Kelly-Marie Jacobs, 30, says she first fell in love with the trade when she read a magazine article about winemaker Debbie Thompson, now Cellar Master at Simonsig farm.
“I always wanted to be an actress. I have 10 years of speech and drama experience but when I read the article about Debbie, I knew that winemaking was my true calling,” she says.
“It was the first time I had even heard about a career as a winemaker, let alone being a woman in the field.”
Kelly-Marie obtained BSc degrees in Viticulture and Oenology at the Stellenbosch University after matriculating from Settlers High School.
Oenology is the science and study of wine and winemaking; while viticulture is the agricultural processes of vine-growing and grape-harvesting.
She worked for four years - from 2013 to 2016 - at the Western Cape Department of Agriculture, under the Elsenburg Agricultural College, where she lectured Oenology, Biochemistry and Wine Marketing, and arranged exchange programmes with the CFPPA wine school in Beaune, France.
“I started at Zonnebloem as Assistant White Winemaker in December 2016 and was promoted to Winemaker by Cellar Master, Elize Coetzee, in July 2019,” says Kelly-Marie.

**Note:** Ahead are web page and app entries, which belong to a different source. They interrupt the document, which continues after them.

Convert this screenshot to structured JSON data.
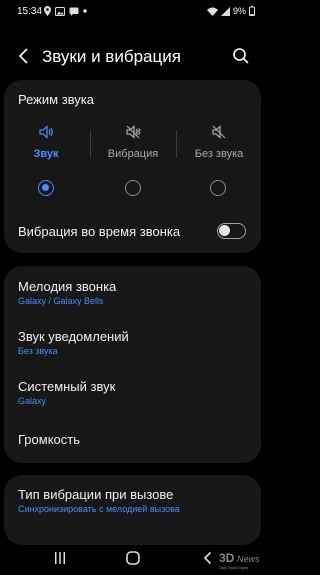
{
  "status_bar": {
    "time": "15:34",
    "battery": "9%"
  },
  "header": {
    "title": "Звуки и вибрация"
  },
  "sound_mode": {
    "label": "Режим звука",
    "options": [
      {
        "label": "Звук",
        "icon": "speaker-icon",
        "selected": true
      },
      {
        "label": "Вибрация",
        "icon": "vibrate-icon",
        "selected": false
      },
      {
        "label": "Без звука",
        "icon": "mute-icon",
        "selected": false
      }
    ]
  },
  "vibrate_while_ringing": {
    "label": "Вибрация во время звонка",
    "enabled": false
  },
  "settings": [
    {
      "title": "Мелодия звонка",
      "subtitle": "Galaxy / Galaxy Bells"
    },
    {
      "title": "Звук уведомлений",
      "subtitle": "Без звука"
    },
    {
      "title": "Системный звук",
      "subtitle": "Galaxy"
    },
    {
      "title": "Громкость",
      "subtitle": ""
    }
  ],
  "vibration": [
    {
      "title": "Тип вибрации при вызове",
      "subtitle": "Синхронизировать с мелодией вызова"
    }
  ],
  "colors": {
    "accent": "#3e91ff",
    "card": "#171717",
    "background": "#000000"
  }
}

She says making white and red wine is equally challenging but she prefers white because she loves how “delicate and feminine” they are.
Kelly-Marie says she travelled twice to Burgundy in France to do a harvest, and to enhance her knowledge.

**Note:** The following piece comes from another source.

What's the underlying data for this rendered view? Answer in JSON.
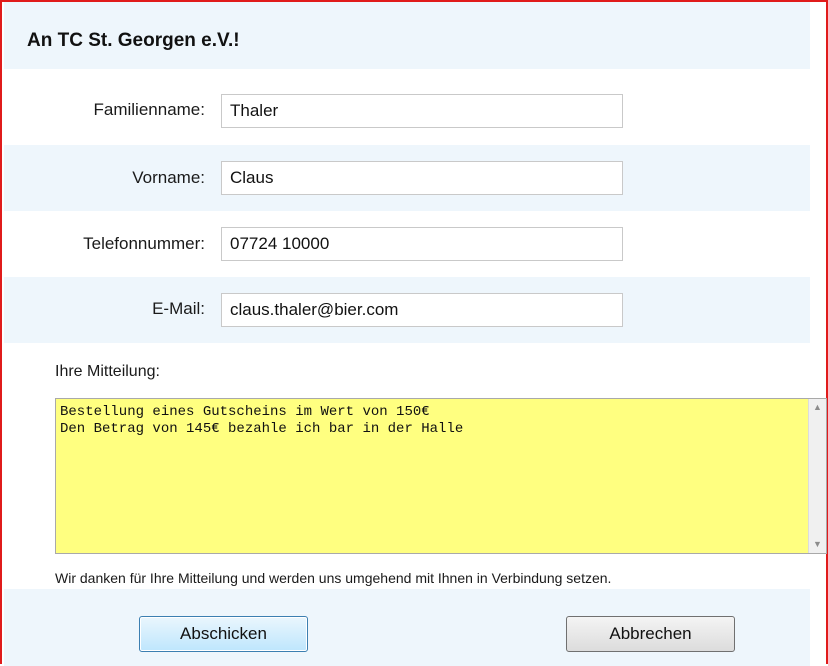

“I’ve also been to Argentina in June to explore the region, culture, wines and people.”
She says the job is taxing, especially during harvest when you will find her “slogging away in the cellar”.
“We make numerous trips to the vineyard to check on and evaluate the grapes to decide on the ideal harvesting date for each block of grapes, dependent on cultivar.
“I don’t pick the grapes, but I do taste and sample. In the cellar during harvest, the hours go from 7am in the morning until you finish, whatever time that may be.”
She personally loves a Pinot Noir from Burgundy and South African Sauvignon Blanc, but says any wine in good company is a winner.
She says the winemaking industry is definitely male-dominated but females are making inroads and she knows “lots” of women winemakers.
Kelly Marie says she’s never been victimised, either as a woman, or a coloured woman, in the industry.
“Women of colour are becoming more common in the industry. For me, it’s questioning yourself and your abilities that leads to the feeling of intimidation,” she says.
“What you give out, you will get back, regardless of gender.”@DailyVoiceSA